● ACTIVITY
The task here is to set down every line of the listing exactly.

BEGIN DATA FOR ANALYSIS

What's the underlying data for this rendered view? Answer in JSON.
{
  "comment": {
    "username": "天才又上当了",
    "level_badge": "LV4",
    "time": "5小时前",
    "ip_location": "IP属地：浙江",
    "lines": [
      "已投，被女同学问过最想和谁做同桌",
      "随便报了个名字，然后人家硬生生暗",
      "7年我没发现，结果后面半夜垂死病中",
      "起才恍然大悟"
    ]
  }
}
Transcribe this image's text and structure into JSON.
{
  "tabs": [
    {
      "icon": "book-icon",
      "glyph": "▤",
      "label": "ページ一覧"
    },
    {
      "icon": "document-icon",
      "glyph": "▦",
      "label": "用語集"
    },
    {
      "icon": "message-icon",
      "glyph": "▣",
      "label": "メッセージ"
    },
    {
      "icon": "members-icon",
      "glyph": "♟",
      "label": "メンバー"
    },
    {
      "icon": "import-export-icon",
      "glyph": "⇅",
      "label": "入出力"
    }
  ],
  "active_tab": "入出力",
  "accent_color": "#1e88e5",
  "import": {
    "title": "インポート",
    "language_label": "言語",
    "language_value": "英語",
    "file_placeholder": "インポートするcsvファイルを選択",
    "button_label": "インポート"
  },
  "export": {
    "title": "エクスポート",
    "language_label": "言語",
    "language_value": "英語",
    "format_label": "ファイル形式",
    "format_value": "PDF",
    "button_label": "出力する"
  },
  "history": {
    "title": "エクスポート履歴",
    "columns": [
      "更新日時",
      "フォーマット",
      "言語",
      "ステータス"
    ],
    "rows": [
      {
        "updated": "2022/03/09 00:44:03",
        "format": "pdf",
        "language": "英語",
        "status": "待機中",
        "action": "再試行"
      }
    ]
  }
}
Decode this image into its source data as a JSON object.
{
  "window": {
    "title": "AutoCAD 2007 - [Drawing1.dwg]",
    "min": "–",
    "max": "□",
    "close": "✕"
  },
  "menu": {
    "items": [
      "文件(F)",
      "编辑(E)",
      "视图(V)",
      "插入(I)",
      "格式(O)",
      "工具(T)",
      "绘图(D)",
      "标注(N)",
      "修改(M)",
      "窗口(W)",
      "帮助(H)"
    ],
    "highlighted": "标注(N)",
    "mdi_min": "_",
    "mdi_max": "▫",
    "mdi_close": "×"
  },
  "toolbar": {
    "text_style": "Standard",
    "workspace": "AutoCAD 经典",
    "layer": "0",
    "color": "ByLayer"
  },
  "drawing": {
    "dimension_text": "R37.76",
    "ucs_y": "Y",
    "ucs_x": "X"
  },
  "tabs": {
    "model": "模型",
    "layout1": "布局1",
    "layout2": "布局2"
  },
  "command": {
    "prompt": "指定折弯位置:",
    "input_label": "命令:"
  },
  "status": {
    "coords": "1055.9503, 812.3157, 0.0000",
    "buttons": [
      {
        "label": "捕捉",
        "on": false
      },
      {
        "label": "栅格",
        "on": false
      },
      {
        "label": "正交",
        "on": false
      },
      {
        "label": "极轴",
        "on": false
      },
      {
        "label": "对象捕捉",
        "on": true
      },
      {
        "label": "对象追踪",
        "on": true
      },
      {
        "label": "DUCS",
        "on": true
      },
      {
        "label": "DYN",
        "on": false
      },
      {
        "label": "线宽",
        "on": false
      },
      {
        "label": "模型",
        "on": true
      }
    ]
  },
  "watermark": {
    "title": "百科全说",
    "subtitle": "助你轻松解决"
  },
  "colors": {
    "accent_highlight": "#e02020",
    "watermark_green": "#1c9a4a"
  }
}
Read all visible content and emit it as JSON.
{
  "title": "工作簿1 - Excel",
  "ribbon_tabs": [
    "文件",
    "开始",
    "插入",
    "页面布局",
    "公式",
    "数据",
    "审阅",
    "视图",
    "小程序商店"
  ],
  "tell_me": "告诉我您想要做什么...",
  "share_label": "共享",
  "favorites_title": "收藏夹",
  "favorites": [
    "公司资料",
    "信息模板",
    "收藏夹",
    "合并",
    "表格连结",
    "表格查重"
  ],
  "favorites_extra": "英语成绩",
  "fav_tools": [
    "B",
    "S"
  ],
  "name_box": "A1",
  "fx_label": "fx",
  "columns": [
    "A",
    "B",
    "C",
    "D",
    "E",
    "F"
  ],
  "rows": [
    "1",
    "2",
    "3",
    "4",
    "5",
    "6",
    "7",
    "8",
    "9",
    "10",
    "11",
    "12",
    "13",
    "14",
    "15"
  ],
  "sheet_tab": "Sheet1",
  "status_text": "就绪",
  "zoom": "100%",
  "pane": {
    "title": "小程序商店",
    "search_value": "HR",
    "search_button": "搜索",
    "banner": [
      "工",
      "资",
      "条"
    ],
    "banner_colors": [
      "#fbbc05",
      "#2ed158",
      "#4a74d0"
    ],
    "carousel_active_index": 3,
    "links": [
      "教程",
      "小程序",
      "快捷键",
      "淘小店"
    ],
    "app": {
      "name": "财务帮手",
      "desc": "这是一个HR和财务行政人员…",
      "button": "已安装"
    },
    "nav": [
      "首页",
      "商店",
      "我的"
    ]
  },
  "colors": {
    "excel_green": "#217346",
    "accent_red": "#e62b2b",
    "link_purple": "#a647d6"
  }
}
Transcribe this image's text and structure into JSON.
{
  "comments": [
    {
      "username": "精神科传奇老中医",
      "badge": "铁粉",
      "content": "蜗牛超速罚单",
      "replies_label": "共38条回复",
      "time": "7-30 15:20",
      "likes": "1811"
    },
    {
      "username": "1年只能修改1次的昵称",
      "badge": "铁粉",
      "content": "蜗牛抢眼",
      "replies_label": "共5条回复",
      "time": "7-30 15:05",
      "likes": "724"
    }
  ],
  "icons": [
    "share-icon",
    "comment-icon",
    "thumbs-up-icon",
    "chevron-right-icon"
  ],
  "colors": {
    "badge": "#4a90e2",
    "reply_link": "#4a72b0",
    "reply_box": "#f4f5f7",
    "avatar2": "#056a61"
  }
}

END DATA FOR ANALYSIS

● COMPLETED EXERCISE
What's the underlying data for this rendered view? Answer in JSON.
{
  "comment": {
    "username": "天才又上当了",
    "level_badge": "LV4",
    "time": "5小时前",
    "ip_location": "IP属地：浙江",
    "lines": [
      "已投，被女同学问过最想和谁做同桌",
      "随便报了个名字，然后人家硬生生暗",
      "7年我没发现，结果后面半夜垂死病中",
      "起才恍然大悟"
    ]
  }
}
Transcribe this image's text and structure into JSON.
{
  "tabs": [
    {
      "icon": "book-icon",
      "glyph": "▤",
      "label": "ページ一覧"
    },
    {
      "icon": "document-icon",
      "glyph": "▦",
      "label": "用語集"
    },
    {
      "icon": "message-icon",
      "glyph": "▣",
      "label": "メッセージ"
    },
    {
      "icon": "members-icon",
      "glyph": "♟",
      "label": "メンバー"
    },
    {
      "icon": "import-export-icon",
      "glyph": "⇅",
      "label": "入出力"
    }
  ],
  "active_tab": "入出力",
  "accent_color": "#1e88e5",
  "import": {
    "title": "インポート",
    "language_label": "言語",
    "language_value": "英語",
    "file_placeholder": "インポートするcsvファイルを選択",
    "button_label": "インポート"
  },
  "export": {
    "title": "エクスポート",
    "language_label": "言語",
    "language_value": "英語",
    "format_label": "ファイル形式",
    "format_value": "PDF",
    "button_label": "出力する"
  },
  "history": {
    "title": "エクスポート履歴",
    "columns": [
      "更新日時",
      "フォーマット",
      "言語",
      "ステータス"
    ],
    "rows": [
      {
        "updated": "2022/03/09 00:44:03",
        "format": "pdf",
        "language": "英語",
        "status": "待機中",
        "action": "再試行"
      }
    ]
  }
}
Decode this image into its source data as a JSON object.
{
  "window": {
    "title": "AutoCAD 2007 - [Drawing1.dwg]",
    "min": "–",
    "max": "□",
    "close": "✕"
  },
  "menu": {
    "items": [
      "文件(F)",
      "编辑(E)",
      "视图(V)",
      "插入(I)",
      "格式(O)",
      "工具(T)",
      "绘图(D)",
      "标注(N)",
      "修改(M)",
      "窗口(W)",
      "帮助(H)"
    ],
    "highlighted": "标注(N)",
    "mdi_min": "_",
    "mdi_max": "▫",
    "mdi_close": "×"
  },
  "toolbar": {
    "text_style": "Standard",
    "workspace": "AutoCAD 经典",
    "layer": "0",
    "color": "ByLayer"
  },
  "drawing": {
    "dimension_text": "R37.76",
    "ucs_y": "Y",
    "ucs_x": "X"
  },
  "tabs": {
    "model": "模型",
    "layout1": "布局1",
    "layout2": "布局2"
  },
  "command": {
    "prompt": "指定折弯位置:",
    "input_label": "命令:"
  },
  "status": {
    "coords": "1055.9503, 812.3157, 0.0000",
    "buttons": [
      {
        "label": "捕捉",
        "on": false
      },
      {
        "label": "栅格",
        "on": false
      },
      {
        "label": "正交",
        "on": false
      },
      {
        "label": "极轴",
        "on": false
      },
      {
        "label": "对象捕捉",
        "on": true
      },
      {
        "label": "对象追踪",
        "on": true
      },
      {
        "label": "DUCS",
        "on": true
      },
      {
        "label": "DYN",
        "on": false
      },
      {
        "label": "线宽",
        "on": false
      },
      {
        "label": "模型",
        "on": true
      }
    ]
  },
  "watermark": {
    "title": "百科全说",
    "subtitle": "助你轻松解决"
  },
  "colors": {
    "accent_highlight": "#e02020",
    "watermark_green": "#1c9a4a"
  }
}
Read all visible content and emit it as JSON.
{
  "title": "工作簿1 - Excel",
  "ribbon_tabs": [
    "文件",
    "开始",
    "插入",
    "页面布局",
    "公式",
    "数据",
    "审阅",
    "视图",
    "小程序商店"
  ],
  "tell_me": "告诉我您想要做什么...",
  "share_label": "共享",
  "favorites_title": "收藏夹",
  "favorites": [
    "公司资料",
    "信息模板",
    "收藏夹",
    "合并",
    "表格连结",
    "表格查重"
  ],
  "favorites_extra": "英语成绩",
  "fav_tools": [
    "B",
    "S"
  ],
  "name_box": "A1",
  "fx_label": "fx",
  "columns": [
    "A",
    "B",
    "C",
    "D",
    "E",
    "F"
  ],
  "rows": [
    "1",
    "2",
    "3",
    "4",
    "5",
    "6",
    "7",
    "8",
    "9",
    "10",
    "11",
    "12",
    "13",
    "14",
    "15"
  ],
  "sheet_tab": "Sheet1",
  "status_text": "就绪",
  "zoom": "100%",
  "pane": {
    "title": "小程序商店",
    "search_value": "HR",
    "search_button": "搜索",
    "banner": [
      "工",
      "资",
      "条"
    ],
    "banner_colors": [
      "#fbbc05",
      "#2ed158",
      "#4a74d0"
    ],
    "carousel_active_index": 3,
    "links": [
      "教程",
      "小程序",
      "快捷键",
      "淘小店"
    ],
    "app": {
      "name": "财务帮手",
      "desc": "这是一个HR和财务行政人员…",
      "button": "已安装"
    },
    "nav": [
      "首页",
      "商店",
      "我的"
    ]
  },
  "colors": {
    "excel_green": "#217346",
    "accent_red": "#e62b2b",
    "link_purple": "#a647d6"
  }
}
Transcribe this image's text and structure into JSON.
{
  "comments": [
    {
      "username": "精神科传奇老中医",
      "badge": "铁粉",
      "content": "蜗牛超速罚单",
      "replies_label": "共38条回复",
      "time": "7-30 15:20",
      "likes": "1811"
    },
    {
      "username": "1年只能修改1次的昵称",
      "badge": "铁粉",
      "content": "蜗牛抢眼",
      "replies_label": "共5条回复",
      "time": "7-30 15:05",
      "likes": "724"
    }
  ],
  "icons": [
    "share-icon",
    "comment-icon",
    "thumbs-up-icon",
    "chevron-right-icon"
  ],
  "colors": {
    "badge": "#4a90e2",
    "reply_link": "#4a72b0",
    "reply_box": "#f4f5f7",
    "avatar2": "#056a61"
  }
}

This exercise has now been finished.